He shook his head, and I think he was about to have the guard strike me again, but changed his mind. After some thought he said, enough, would you like to hear all about our investigation and see the proof there is against you? 

I hesitated a bit and said, yes.

He shuffled through the stack of papers and began. Your ruse of pretending to be rogue French soldiers was surprisingly effective with the Vietnamese police and military investigators. They believed that all the killings were being carried out by some leftover French troops in retaliation for the slaughter at Dien Bien Phu. They were sure some stragglers had banded together and were doing all the killings. It helped them explain why Uncle Ho’s son was targeted.

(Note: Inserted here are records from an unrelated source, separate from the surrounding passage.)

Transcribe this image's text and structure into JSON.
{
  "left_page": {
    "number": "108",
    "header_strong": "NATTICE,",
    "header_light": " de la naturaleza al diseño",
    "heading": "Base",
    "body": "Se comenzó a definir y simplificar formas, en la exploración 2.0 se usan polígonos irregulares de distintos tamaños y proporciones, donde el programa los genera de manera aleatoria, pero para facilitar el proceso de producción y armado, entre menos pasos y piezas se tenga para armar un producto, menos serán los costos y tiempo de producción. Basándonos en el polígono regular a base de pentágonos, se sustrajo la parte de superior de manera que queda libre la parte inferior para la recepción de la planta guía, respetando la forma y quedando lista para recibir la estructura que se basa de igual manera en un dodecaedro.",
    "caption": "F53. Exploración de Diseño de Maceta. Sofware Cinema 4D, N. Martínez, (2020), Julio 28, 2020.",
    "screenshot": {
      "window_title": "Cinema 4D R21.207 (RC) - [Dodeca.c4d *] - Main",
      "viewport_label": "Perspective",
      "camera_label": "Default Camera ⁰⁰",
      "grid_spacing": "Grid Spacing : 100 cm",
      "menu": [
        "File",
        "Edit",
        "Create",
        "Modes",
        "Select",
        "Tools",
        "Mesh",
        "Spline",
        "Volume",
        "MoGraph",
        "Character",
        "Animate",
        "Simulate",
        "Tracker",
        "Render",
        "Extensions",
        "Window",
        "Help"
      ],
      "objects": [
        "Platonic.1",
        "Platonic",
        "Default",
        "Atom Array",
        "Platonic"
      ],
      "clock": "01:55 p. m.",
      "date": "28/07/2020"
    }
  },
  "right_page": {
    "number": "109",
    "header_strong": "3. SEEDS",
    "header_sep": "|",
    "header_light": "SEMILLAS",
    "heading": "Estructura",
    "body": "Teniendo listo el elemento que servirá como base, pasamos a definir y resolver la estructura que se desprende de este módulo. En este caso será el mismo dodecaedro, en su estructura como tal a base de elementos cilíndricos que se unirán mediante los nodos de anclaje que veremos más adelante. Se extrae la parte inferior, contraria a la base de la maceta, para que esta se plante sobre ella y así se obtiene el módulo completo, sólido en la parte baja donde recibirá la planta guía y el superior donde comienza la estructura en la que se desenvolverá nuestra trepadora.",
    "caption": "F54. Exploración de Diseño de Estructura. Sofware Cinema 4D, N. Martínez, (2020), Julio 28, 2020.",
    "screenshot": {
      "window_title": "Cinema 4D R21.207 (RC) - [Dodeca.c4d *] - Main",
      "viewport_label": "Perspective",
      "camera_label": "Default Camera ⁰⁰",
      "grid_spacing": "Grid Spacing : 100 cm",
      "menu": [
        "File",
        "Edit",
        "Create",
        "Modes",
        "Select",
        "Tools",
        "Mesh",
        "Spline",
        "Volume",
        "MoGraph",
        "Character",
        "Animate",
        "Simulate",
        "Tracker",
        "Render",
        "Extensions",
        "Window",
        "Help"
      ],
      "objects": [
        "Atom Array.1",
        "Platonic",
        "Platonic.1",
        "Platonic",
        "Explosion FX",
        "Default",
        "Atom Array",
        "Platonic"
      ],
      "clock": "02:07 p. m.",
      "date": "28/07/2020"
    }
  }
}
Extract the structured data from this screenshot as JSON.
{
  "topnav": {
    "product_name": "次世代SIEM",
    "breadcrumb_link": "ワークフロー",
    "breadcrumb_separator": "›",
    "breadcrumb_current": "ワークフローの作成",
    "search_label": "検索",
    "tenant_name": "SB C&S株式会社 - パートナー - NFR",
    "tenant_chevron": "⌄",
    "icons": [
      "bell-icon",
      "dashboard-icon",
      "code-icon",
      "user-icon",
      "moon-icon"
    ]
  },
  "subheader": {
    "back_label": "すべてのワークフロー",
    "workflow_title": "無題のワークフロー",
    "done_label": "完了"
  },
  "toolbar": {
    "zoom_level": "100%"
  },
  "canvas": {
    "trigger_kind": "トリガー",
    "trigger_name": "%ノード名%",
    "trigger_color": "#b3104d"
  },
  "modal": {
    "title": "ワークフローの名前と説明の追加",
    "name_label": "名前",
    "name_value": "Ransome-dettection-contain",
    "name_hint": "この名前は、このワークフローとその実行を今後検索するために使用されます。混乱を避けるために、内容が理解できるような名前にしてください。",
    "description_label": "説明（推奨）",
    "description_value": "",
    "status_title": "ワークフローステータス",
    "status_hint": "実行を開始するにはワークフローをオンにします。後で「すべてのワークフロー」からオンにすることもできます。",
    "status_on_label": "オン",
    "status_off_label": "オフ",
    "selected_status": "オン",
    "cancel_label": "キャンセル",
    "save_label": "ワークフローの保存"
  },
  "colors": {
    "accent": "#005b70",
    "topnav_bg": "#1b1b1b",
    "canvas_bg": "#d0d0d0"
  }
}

We, however, were not convinced it was the French as the killings were just too widespread, and it did not explain why they were also killing Russian officers. It didn’t make sense to us, so we sent 4 of our top KGB investigators over to help in the investigation.

He then went through the extensive details of their investigation, how they determined it was Marines that had been doing all the killings and then on to how they conclusively identified the individuals actually involved, including me.

He continued, when we presented all the information, we had collected to General Giap and Chairman Shelepin the decision was made to issue murder warrants in North Vietnam and Russia for all the sharpshooters directly involved in the killings. And you Elliot, because of your particularly brazen exploits, made the top of our list.

When they saw your name on the list of Marine competitors coming to Leningrad, we were ecstatic and knew we had the perfect chance to arrest you. We could not believe how stupid you were to come here. All we would need to covertly entrap you is to find a good-looking young lady that you could not resist.

That evening the door to my cell was opened, and two guards entered, accompanied by a Vietnamese officer. They shackled my hands and feet and put a hood was over my head. They then led me out of my cell, down the stairs into a van and transported me back to Levashovo Airfield to be flown to Hanoi for what I presumed was my inevitable execution.

In the ending of my novel, I was executed, so obviously that was fiction.